William Butler Yeats
As one of the most important poets of the 20th century, William Butler Yeats was born in Dublin. Although he was educated both in Ireland and London, he considered the town of Sligo to be his spiritual home and allowed it to influence many of his works. His Irish heritage was something that Yeats heavily based his identity on, researching Irish folklore, ballads and legends at the request of John O’Leary, an Irish republican who had recently been released from prison.
Over the following years, Yeats published a plethora of poetry and plays before accepting a role in the Irish senate. In 1923, he was awarded the Nobel Prize for Literature and established himself as one of the highest regarded modern poets.

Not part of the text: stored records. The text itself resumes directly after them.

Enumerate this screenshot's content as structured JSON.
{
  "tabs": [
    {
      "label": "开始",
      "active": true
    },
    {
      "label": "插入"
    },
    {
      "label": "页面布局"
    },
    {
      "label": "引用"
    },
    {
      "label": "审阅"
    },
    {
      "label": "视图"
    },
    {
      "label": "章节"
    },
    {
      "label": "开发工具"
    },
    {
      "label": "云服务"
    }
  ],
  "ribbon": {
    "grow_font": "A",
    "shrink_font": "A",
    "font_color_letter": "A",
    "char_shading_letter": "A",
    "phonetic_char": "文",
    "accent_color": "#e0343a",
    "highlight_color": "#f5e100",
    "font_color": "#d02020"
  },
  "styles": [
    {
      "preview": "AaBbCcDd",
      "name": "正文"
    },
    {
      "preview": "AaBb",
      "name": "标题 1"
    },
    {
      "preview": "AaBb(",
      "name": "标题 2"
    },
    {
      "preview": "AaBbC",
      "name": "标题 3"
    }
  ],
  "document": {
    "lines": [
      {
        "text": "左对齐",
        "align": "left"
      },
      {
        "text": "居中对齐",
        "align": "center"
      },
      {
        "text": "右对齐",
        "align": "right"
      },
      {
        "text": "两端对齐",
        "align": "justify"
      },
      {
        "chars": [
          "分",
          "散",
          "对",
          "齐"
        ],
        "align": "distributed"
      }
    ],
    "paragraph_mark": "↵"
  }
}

George Bernard Shaw
Dublin-born playwright George Bernard Shaw is known most commonly for his work of Pygmalion, a play which is now conceptualised as ‘My Fair Lady’. Over his career, he wrote 42 plays as well as a collection of less-successful novels. Although many of his works were written in Shaw’s Corner, a small writing hut in the garden of his Edwardian villa in Hertfordshire, visitors to Dublin can wander along Synge Street to view his childhood home, commemorated with a plaque outside.
Points of Interest
Due to Dublin’s varied literary history, there is a variety of different places to visit whilst here. Although there are guided tours available, you may like to take it at your own pace, incorporating a few of these locations into a leisurely stroll.
Trinity College with an extensive list of alumni including Jonathon Swift and Samuel Beckett is open to visitors, where you can wander amongst the rows of books at their library. The 20,000 books that are housed in the Long Room are some of the oldest and most beautiful. However, the Book of Kells exhibition is also worth the visit, showcasing the 9th-century manuscript documenting the four Gospels of the life of Jesus Christ.
Inside Dublin’s Writers Museum, exhibitions boast the most comprehensive of collections, featuring works from the city’s most celebrated writers. The impressive building is open to guests year-round and includes a gift shop and café. If you’re looking for something more substantial to graze upon, pubs such as Davy Byrne’s, which is featured in ‘Ulysses’, or McDaid’s pub on Grafton Street where famous writers including Brendan Behan used to frequent, make wonderful rest stops, giving you a chance to refresh with a drink or a bite to eat.
Which literary locations should I visit in Dublin?
If you’re planning on heading to the Irish capital this year, make sure not to miss any of these landmarks. From the birthplace of greats to extensive library collections, we’ve compiled a quick list for you to reference when on your travels:
- Chester Beatty Library
- Dublin City Libraries
- Dublin Literary Pub Crawl
- James Joyce Cultural Centre
- George Bernard Shaw’s birthplace
- Trinity College
- Dublin Writers Museum
- McDaid’s Pub
- Davy Byrne’s